Could you reproduce all the entries under this sentence exactly, leaving the images aside?
INPUT DATA Block Start
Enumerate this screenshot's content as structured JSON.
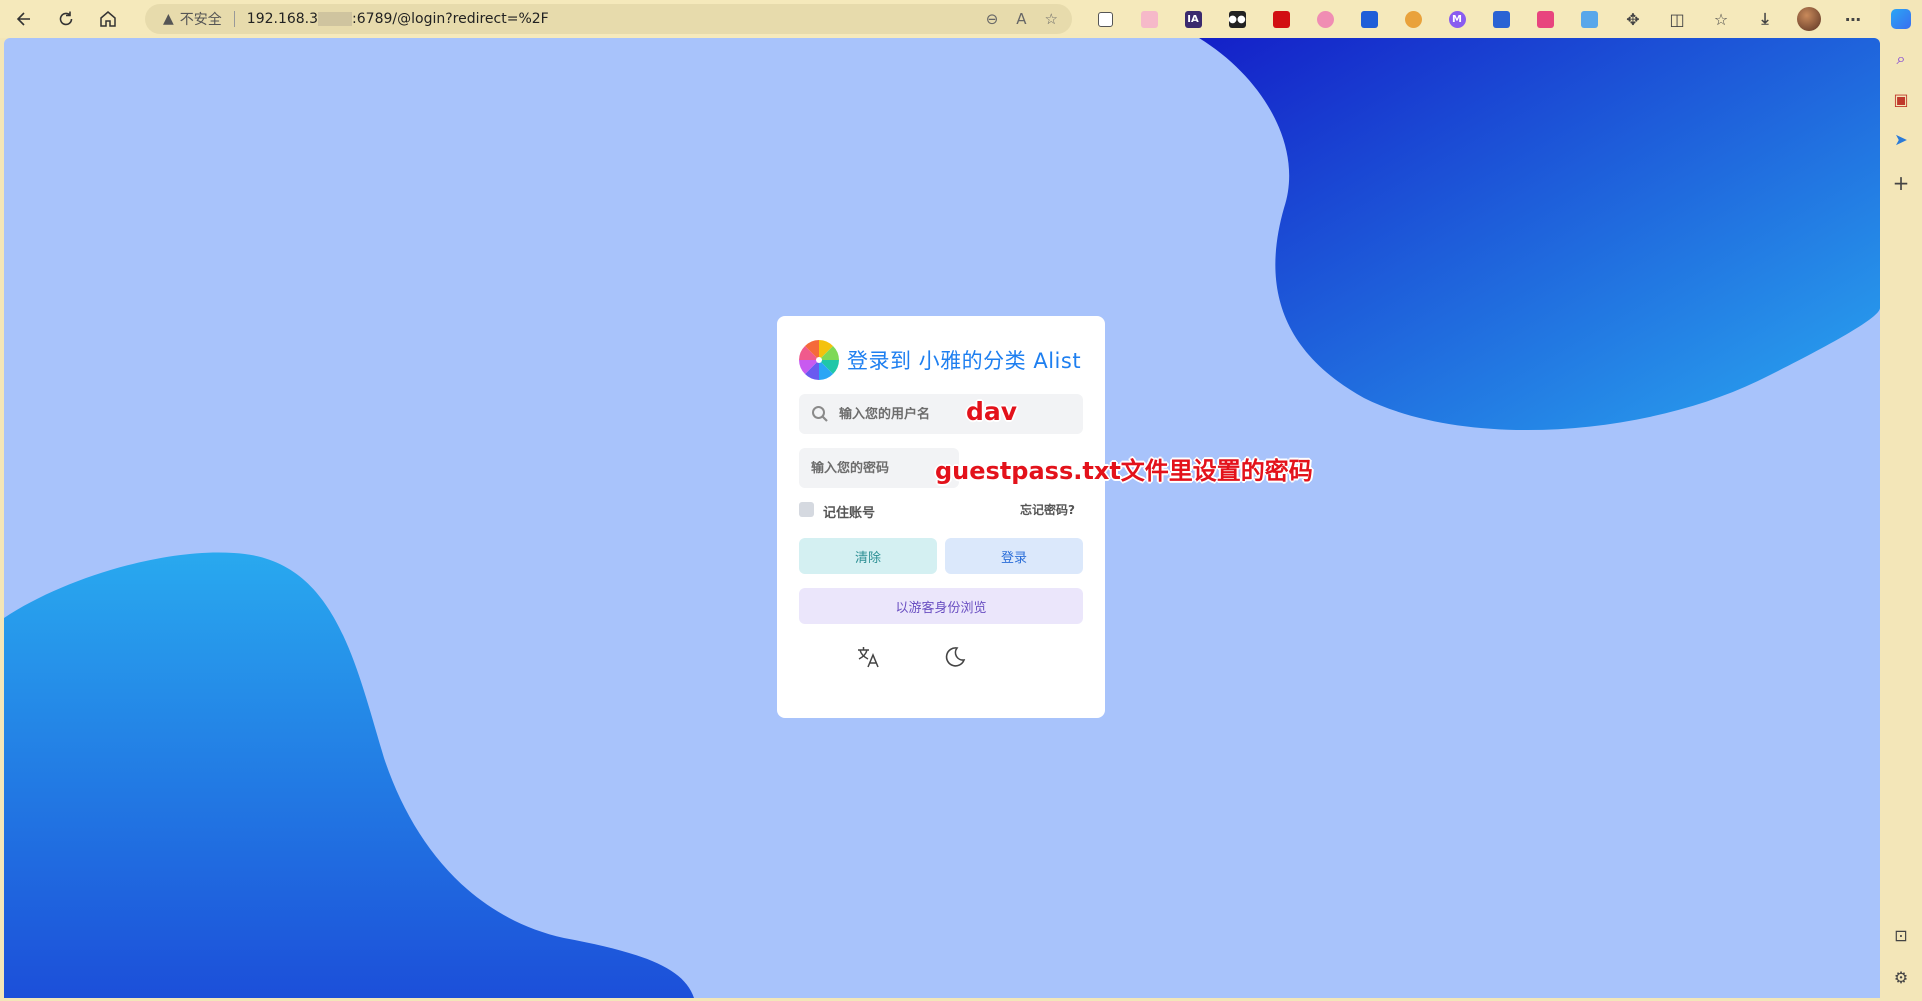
{
  "browser": {
    "security_text": "不安全",
    "url_prefix": "192.168.3",
    "url_suffix": ":6789/@login?redirect=%2F"
  },
  "login": {
    "title": "登录到 小雅的分类 Alist",
    "username_placeholder": "输入您的用户名",
    "password_placeholder": "输入您的密码",
    "remember_label": "记住账号",
    "forgot_label": "忘记密码?",
    "clear_label": "清除",
    "login_label": "登录",
    "guest_label": "以游客身份浏览"
  },
  "annotations": {
    "username_note": "dav",
    "password_note": "guestpass.txt文件里设置的密码"
  },
  "colors": {
    "background": "#a8c3fb",
    "accent": "#1e7ff0",
    "annotation": "#e3121b"
  }
}
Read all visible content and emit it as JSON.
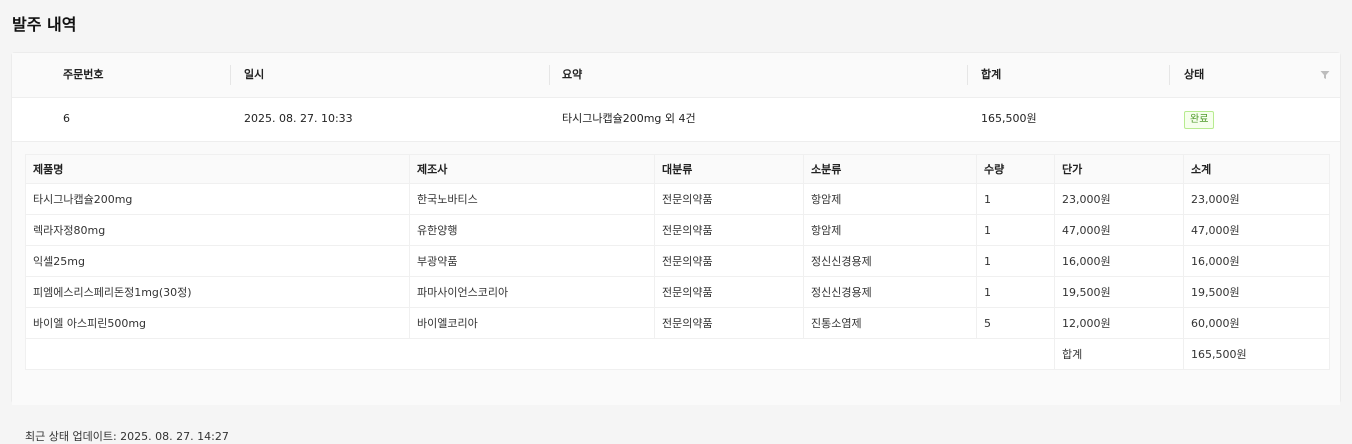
{
  "page": {
    "title": "발주 내역"
  },
  "orders_table": {
    "headers": {
      "order_no": "주문번호",
      "date": "일시",
      "summary": "요약",
      "total": "합계",
      "status": "상태"
    },
    "row": {
      "order_no": "6",
      "date": "2025. 08. 27. 10:33",
      "summary": "타시그나캡슐200mg 외 4건",
      "total": "165,500원",
      "status": "완료"
    },
    "filter_icon": "filter-icon"
  },
  "detail_table": {
    "headers": [
      "제품명",
      "제조사",
      "대분류",
      "소분류",
      "수량",
      "단가",
      "소계"
    ],
    "rows": [
      [
        "타시그나캡슐200mg",
        "한국노바티스",
        "전문의약품",
        "항암제",
        "1",
        "23,000원",
        "23,000원"
      ],
      [
        "렉라자정80mg",
        "유한양행",
        "전문의약품",
        "항암제",
        "1",
        "47,000원",
        "47,000원"
      ],
      [
        "익셀25mg",
        "부광약품",
        "전문의약품",
        "정신신경용제",
        "1",
        "16,000원",
        "16,000원"
      ],
      [
        "피엠에스리스페리돈정1mg(30정)",
        "파마사이언스코리아",
        "전문의약품",
        "정신신경용제",
        "1",
        "19,500원",
        "19,500원"
      ],
      [
        "바이엘 아스피린500mg",
        "바이엘코리아",
        "전문의약품",
        "진통소염제",
        "5",
        "12,000원",
        "60,000원"
      ]
    ],
    "footer": {
      "label": "합계",
      "value": "165,500원"
    }
  },
  "last_update": "최근 상태 업데이트: 2025. 08. 27. 14:27",
  "colors": {
    "badge_text": "#4f9a2a",
    "badge_bg": "#f6ffed",
    "badge_border": "#b7eb8f"
  }
}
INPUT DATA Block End
* **ANSWER TO THIS EXERCISE**
Enumerate this screenshot's content as structured JSON.
{
  "browser": {
    "security_text": "不安全",
    "url_prefix": "192.168.3",
    "url_suffix": ":6789/@login?redirect=%2F"
  },
  "login": {
    "title": "登录到 小雅的分类 Alist",
    "username_placeholder": "输入您的用户名",
    "password_placeholder": "输入您的密码",
    "remember_label": "记住账号",
    "forgot_label": "忘记密码?",
    "clear_label": "清除",
    "login_label": "登录",
    "guest_label": "以游客身份浏览"
  },
  "annotations": {
    "username_note": "dav",
    "password_note": "guestpass.txt文件里设置的密码"
  },
  "colors": {
    "background": "#a8c3fb",
    "accent": "#1e7ff0",
    "annotation": "#e3121b"
  }
}
Read all visible content and emit it as JSON.
{
  "page": {
    "title": "발주 내역"
  },
  "orders_table": {
    "headers": {
      "order_no": "주문번호",
      "date": "일시",
      "summary": "요약",
      "total": "합계",
      "status": "상태"
    },
    "row": {
      "order_no": "6",
      "date": "2025. 08. 27. 10:33",
      "summary": "타시그나캡슐200mg 외 4건",
      "total": "165,500원",
      "status": "완료"
    },
    "filter_icon": "filter-icon"
  },
  "detail_table": {
    "headers": [
      "제품명",
      "제조사",
      "대분류",
      "소분류",
      "수량",
      "단가",
      "소계"
    ],
    "rows": [
      [
        "타시그나캡슐200mg",
        "한국노바티스",
        "전문의약품",
        "항암제",
        "1",
        "23,000원",
        "23,000원"
      ],
      [
        "렉라자정80mg",
        "유한양행",
        "전문의약품",
        "항암제",
        "1",
        "47,000원",
        "47,000원"
      ],
      [
        "익셀25mg",
        "부광약품",
        "전문의약품",
        "정신신경용제",
        "1",
        "16,000원",
        "16,000원"
      ],
      [
        "피엠에스리스페리돈정1mg(30정)",
        "파마사이언스코리아",
        "전문의약품",
        "정신신경용제",
        "1",
        "19,500원",
        "19,500원"
      ],
      [
        "바이엘 아스피린500mg",
        "바이엘코리아",
        "전문의약품",
        "진통소염제",
        "5",
        "12,000원",
        "60,000원"
      ]
    ],
    "footer": {
      "label": "합계",
      "value": "165,500원"
    }
  },
  "last_update": "최근 상태 업데이트: 2025. 08. 27. 14:27",
  "colors": {
    "badge_text": "#4f9a2a",
    "badge_bg": "#f6ffed",
    "badge_border": "#b7eb8f"
  }
}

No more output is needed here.